NEW YORK (AP) — As a masterful character actor and early product of postwar, Method-style theater, Eli Wallach wore countless faces, disappearing into them all. But he was always propelled — in acting and in life — by a mischievousness and an abiding playfulness that made him a tireless performer, an enduring family man and, of course, one immortal scoundrel.
“I never lost my appetite for acting,” Wallach wrote in his 2005 memoir “The Good, the Bad, and Me,” named after his most famous film. “I feel like a magician.”
Wallach died Tuesday evening from natural causes after 98 years of life, 66 years of marriage and some 100 films, including several he made in his 90s. His son, Peter Wallach, confirmed his death Wednesday.

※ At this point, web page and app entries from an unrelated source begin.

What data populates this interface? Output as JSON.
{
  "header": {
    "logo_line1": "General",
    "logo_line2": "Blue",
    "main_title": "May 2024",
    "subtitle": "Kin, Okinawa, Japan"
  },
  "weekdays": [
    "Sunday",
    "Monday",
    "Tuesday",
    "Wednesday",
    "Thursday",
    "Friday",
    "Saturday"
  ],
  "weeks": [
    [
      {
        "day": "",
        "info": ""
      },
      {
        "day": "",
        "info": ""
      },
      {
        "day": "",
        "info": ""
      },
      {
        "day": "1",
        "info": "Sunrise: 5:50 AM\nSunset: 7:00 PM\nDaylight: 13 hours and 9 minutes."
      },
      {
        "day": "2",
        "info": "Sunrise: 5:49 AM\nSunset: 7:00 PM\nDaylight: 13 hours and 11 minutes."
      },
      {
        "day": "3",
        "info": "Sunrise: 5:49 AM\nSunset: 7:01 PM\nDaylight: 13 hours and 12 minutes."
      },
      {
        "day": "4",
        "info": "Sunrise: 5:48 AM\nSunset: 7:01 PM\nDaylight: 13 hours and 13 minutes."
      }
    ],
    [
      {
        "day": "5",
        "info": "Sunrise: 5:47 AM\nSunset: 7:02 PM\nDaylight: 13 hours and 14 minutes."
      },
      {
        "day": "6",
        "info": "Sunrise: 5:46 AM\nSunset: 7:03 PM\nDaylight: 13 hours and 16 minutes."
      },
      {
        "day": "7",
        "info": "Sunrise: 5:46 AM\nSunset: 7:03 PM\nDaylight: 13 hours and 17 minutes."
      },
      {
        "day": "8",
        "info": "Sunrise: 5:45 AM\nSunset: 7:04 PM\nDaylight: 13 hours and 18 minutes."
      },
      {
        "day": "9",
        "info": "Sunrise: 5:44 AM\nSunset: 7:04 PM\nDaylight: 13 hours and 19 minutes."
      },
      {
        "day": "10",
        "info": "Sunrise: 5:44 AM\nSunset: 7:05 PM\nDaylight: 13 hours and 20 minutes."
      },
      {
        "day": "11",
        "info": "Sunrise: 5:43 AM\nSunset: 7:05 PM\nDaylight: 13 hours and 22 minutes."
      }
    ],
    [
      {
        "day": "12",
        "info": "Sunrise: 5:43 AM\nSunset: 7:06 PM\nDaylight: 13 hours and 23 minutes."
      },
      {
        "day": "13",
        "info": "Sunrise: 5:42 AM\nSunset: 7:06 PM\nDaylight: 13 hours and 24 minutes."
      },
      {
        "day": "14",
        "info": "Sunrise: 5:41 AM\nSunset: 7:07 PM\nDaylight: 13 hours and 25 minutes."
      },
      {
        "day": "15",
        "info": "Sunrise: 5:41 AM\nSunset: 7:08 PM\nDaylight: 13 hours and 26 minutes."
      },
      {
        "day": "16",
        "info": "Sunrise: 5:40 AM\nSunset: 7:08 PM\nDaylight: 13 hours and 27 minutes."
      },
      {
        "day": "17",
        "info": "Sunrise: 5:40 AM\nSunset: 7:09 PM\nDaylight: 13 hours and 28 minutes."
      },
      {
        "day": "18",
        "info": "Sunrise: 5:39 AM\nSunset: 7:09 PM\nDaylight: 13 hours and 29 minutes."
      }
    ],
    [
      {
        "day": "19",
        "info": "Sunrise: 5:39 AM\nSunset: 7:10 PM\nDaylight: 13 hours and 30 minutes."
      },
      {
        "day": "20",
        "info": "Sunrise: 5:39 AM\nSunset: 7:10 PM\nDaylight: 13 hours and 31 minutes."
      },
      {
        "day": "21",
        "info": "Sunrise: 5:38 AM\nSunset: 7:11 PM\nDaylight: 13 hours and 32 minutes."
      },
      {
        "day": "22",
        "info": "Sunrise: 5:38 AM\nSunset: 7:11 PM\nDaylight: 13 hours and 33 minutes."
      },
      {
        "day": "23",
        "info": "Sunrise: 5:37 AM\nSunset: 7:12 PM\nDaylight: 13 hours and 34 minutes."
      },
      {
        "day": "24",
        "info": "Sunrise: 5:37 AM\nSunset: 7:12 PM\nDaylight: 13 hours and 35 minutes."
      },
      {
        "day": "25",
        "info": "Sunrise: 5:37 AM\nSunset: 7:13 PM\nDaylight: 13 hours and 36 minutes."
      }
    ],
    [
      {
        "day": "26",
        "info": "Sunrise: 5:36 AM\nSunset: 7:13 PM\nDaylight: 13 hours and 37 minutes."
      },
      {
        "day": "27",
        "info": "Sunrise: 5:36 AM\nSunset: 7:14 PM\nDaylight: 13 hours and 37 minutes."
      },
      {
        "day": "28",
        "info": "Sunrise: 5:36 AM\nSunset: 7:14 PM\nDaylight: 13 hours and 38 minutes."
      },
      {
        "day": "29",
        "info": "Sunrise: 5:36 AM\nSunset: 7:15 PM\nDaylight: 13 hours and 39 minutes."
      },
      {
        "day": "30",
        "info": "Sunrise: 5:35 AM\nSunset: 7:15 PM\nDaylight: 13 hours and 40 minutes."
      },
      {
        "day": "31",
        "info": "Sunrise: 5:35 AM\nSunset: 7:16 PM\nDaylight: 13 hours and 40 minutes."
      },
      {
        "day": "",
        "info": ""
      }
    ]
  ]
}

The versatile, raspy-voiced actor was a mainstay of Tennessee Williams’ plays (he won a Tony Award for “The Rose Tattoo” in 1951) and an original member of the Actors Studio in the early days of Method acting. But the most notable credit in his prolific career was “The Good, the Bad and the Ugly,” in which he played the rascally Mexican outlaw Tuco.
As the Ugly of the title, he stole Sergio Leone’s 1966 spaghetti Western from the Good, Clint Eastwood, with lines like: “When you have to shoot, shoot, don’t talk.”
“Everywhere I go, someone will recognize me from ‘The Good, the Bad and the Ugly’ and start whistling the theme song,” he said in a 2003 interview, referring to Ennio Morricone’s famous score. “I can feel when it’s going to happen.”
Wallach never won an Oscar, but he was given an honorary Academy Award in 2010, hailed as the “quintessential chameleon.”
“I’ve played more bandits, thieves, killers, warlords, molesters and Mafiosi than you could shake a stick at,” Wallach said, accepting the award from Eastwood.
Wallach’s personal life, he added, was more placid and law-abiding: He loved collecting antique clocks, watching tennis and telling stories.